Please join the Tamalpais Conservation Club. Your support will help to protect Marin and Mt. Tamalpais for future generations!
Thank you to all who supported Mount Tam Jam!
In association with California State Parks, here is a fun way to help protect Mt. Tam through your participation!
The Tamalpais Conservation Club is celebrating is 101st year, along with the 85th anniversary of Mount Tamalpais State Park and the 100th anniversary of the Sidney B. Cushing Memorial Amphitheater hosting the first music festival in decades. See you next year, June 21, 2014!
The Marin County Open Space District (MCOSD) is developing its first comprehensive Road and Trail Management Plan (RTMP) and Environmental Impact Report (EIR) to direct future use and management of roads and trails on MCOSD’s 34 preserves. The RTMP/EIR will employ extensive public involvement, and will incorporate MCOSD’s mission, community preferences, natural resources goals, and the best available science in decision making. Land managers from sister agencies in Marin County also will be engaged to maximize opportunities to serve the Marin County citizens, and to coordinate protection of Marin’s natural lands and important habitats.
Process and Outcomes
The RTMP/EIR will employ a robust, inclusive, transparent public process to study appropriate types and locations of road and trails for public use in the preserves, and analyze relative impacts of alternatives. It will provide direction for future management to achieve the following outcomes and outputs.
1.A fair, desirable, and appropriate range of recreation opportunities – and associated infrastructure – for the public to enjoy the preserves will be determined.
2.The impacts to the natural environment from the modified road and trail network will be acceptable under the California Environmental Quality Act.
3.Conflicts among users will be minimized.

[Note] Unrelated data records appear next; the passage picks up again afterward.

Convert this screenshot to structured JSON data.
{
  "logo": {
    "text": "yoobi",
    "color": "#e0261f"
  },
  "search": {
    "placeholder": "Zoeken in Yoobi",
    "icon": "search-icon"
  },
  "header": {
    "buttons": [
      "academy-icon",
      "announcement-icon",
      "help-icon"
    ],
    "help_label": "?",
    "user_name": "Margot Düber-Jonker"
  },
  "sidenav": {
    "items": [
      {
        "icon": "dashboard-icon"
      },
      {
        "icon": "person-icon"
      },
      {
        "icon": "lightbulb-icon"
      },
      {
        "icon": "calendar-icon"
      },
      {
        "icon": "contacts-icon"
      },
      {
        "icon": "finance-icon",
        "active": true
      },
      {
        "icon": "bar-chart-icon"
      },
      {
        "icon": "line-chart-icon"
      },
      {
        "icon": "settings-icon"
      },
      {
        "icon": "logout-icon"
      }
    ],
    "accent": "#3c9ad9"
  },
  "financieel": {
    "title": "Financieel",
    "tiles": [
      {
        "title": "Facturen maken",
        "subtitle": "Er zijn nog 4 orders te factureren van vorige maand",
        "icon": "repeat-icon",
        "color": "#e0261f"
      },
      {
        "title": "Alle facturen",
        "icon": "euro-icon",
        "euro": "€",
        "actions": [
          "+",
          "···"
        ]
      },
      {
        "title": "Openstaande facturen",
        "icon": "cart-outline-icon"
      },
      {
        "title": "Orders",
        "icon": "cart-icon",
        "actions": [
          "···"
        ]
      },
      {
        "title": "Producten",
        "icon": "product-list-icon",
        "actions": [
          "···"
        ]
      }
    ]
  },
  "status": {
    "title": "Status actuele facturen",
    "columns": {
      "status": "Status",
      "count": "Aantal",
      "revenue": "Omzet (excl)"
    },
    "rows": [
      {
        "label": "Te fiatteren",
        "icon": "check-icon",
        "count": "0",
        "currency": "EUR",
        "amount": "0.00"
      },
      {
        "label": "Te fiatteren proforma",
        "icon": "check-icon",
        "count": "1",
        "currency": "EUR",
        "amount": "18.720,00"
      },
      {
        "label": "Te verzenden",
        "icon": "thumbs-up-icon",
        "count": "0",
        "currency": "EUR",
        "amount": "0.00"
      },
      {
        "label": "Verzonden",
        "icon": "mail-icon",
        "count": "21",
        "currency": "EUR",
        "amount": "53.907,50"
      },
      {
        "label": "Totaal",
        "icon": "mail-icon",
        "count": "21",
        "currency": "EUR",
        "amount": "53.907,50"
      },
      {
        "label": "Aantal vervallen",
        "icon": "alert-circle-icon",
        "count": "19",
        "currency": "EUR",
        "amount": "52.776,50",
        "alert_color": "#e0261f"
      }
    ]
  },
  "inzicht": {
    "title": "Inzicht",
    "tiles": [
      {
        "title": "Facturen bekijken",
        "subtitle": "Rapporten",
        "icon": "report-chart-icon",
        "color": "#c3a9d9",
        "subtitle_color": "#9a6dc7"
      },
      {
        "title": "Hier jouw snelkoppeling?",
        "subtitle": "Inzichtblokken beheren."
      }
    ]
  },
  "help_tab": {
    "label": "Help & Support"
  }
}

The road and trail network’s foreseeable construction, maintenance, and enforcement responsibilities will be financially feasible.
Public involvement will be critical to the success of the RTMP/EIR process. MCOSD will host public workshops at key stages of the process to solicit input, convey information, and to bring divergent interests together to resolve differences. Below is information about the first round of public workshops for the RTMP/EIR process, including dates, locations, and agendas. Additional documents will be placed here as the process unfolds. Throughout the development and implementation of the RTMP/EIR, MCOSD will work closely with stakeholders, neighborhood and community groups, and the general public to ensure information sharing and transparency in the development and implementation of the RTMP/EIR.